**Exercise aim**
State, as a number alone, how many lines of the data contain the string "excerpt".

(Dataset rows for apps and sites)
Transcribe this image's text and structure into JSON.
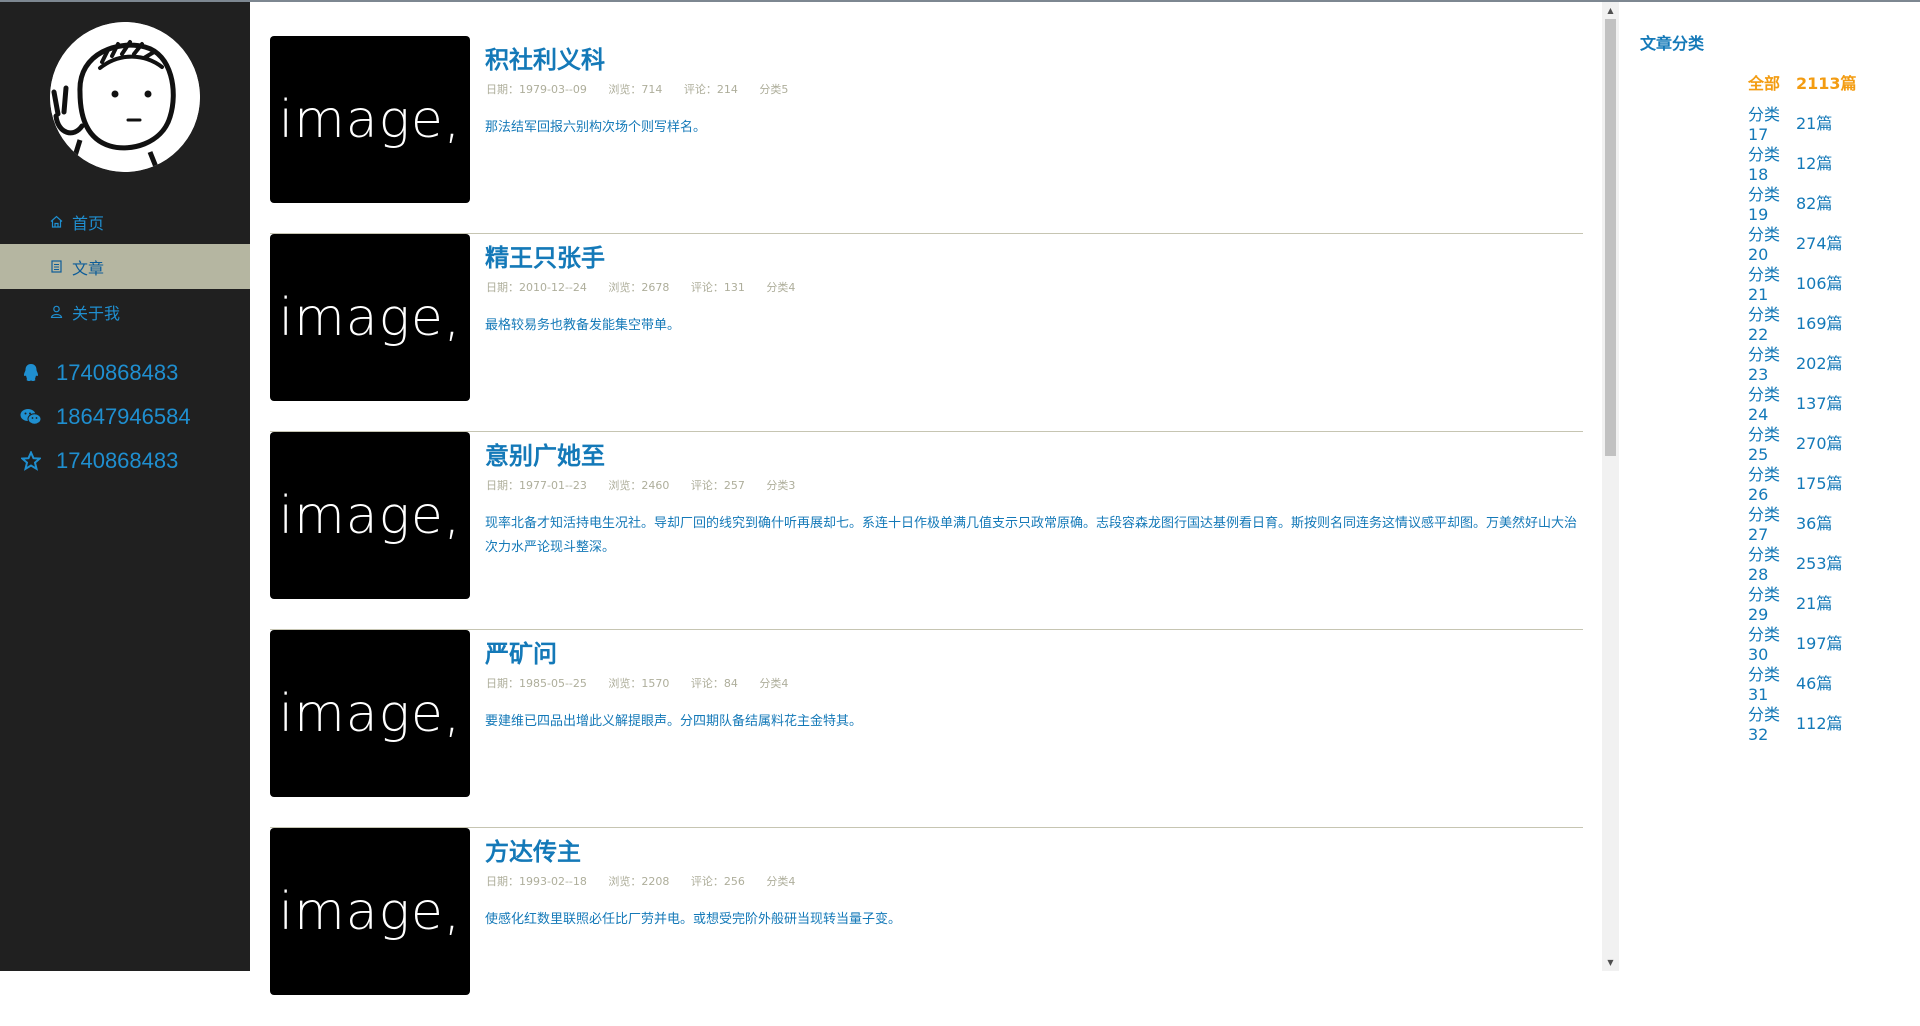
{
  "sidebar": {
    "nav": [
      {
        "label": "首页",
        "icon": "home-icon"
      },
      {
        "label": "文章",
        "icon": "document-icon",
        "active": true
      },
      {
        "label": "关于我",
        "icon": "user-icon"
      }
    ],
    "contacts": [
      {
        "icon": "qq-icon",
        "value": "1740868483"
      },
      {
        "icon": "wechat-icon",
        "value": "18647946584"
      },
      {
        "icon": "star-icon",
        "value": "1740868483"
      }
    ]
  },
  "articles": [
    {
      "thumb_text": "image,",
      "title": "积社利义科",
      "date": "日期：1979-03--09",
      "views": "浏览：714",
      "comments": "评论：214",
      "category": "分类5",
      "excerpt": "那法结军回报六别构次场个则写样名。"
    },
    {
      "thumb_text": "image,",
      "title": "精王只张手",
      "date": "日期：2010-12--24",
      "views": "浏览：2678",
      "comments": "评论：131",
      "category": "分类4",
      "excerpt": "最格较易务也教备发能集空带单。"
    },
    {
      "thumb_text": "image,",
      "title": "意别广她至",
      "date": "日期：1977-01--23",
      "views": "浏览：2460",
      "comments": "评论：257",
      "category": "分类3",
      "excerpt": "现率北备才知活持电生况社。导却厂回的线究到确什听再展却七。系连十日作极单满几值支示只政常原确。志段容森龙图行国达基例看日育。斯按则名同连务这情议感平却图。万美然好山大治次力水严论现斗整深。"
    },
    {
      "thumb_text": "image,",
      "title": "严矿问",
      "date": "日期：1985-05--25",
      "views": "浏览：1570",
      "comments": "评论：84",
      "category": "分类4",
      "excerpt": "要建维已四品出增此义解提眼声。分四期队备结属料花主金特其。"
    },
    {
      "thumb_text": "image,",
      "title": "方达传主",
      "date": "日期：1993-02--18",
      "views": "浏览：2208",
      "comments": "评论：256",
      "category": "分类4",
      "excerpt": "使感化红数里联照必任比厂劳并电。或想受完阶外般研当现转当量子变。"
    }
  ],
  "categories": {
    "title": "文章分类",
    "items": [
      {
        "name": "全部",
        "count": "2113篇",
        "active": true
      },
      {
        "name": "分类17",
        "count": "21篇"
      },
      {
        "name": "分类18",
        "count": "12篇"
      },
      {
        "name": "分类19",
        "count": "82篇"
      },
      {
        "name": "分类20",
        "count": "274篇"
      },
      {
        "name": "分类21",
        "count": "106篇"
      },
      {
        "name": "分类22",
        "count": "169篇"
      },
      {
        "name": "分类23",
        "count": "202篇"
      },
      {
        "name": "分类24",
        "count": "137篇"
      },
      {
        "name": "分类25",
        "count": "270篇"
      },
      {
        "name": "分类26",
        "count": "175篇"
      },
      {
        "name": "分类27",
        "count": "36篇"
      },
      {
        "name": "分类28",
        "count": "253篇"
      },
      {
        "name": "分类29",
        "count": "21篇"
      },
      {
        "name": "分类30",
        "count": "197篇"
      },
      {
        "name": "分类31",
        "count": "46篇"
      },
      {
        "name": "分类32",
        "count": "112篇"
      }
    ]
  },
  "colors": {
    "sidebar_bg": "#202020",
    "nav_active_bg": "#b5b6a1",
    "link_blue": "#1479b8",
    "accent_orange": "#f39c12",
    "meta_gray": "#aeae9b"
  }
}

**Written solution**
5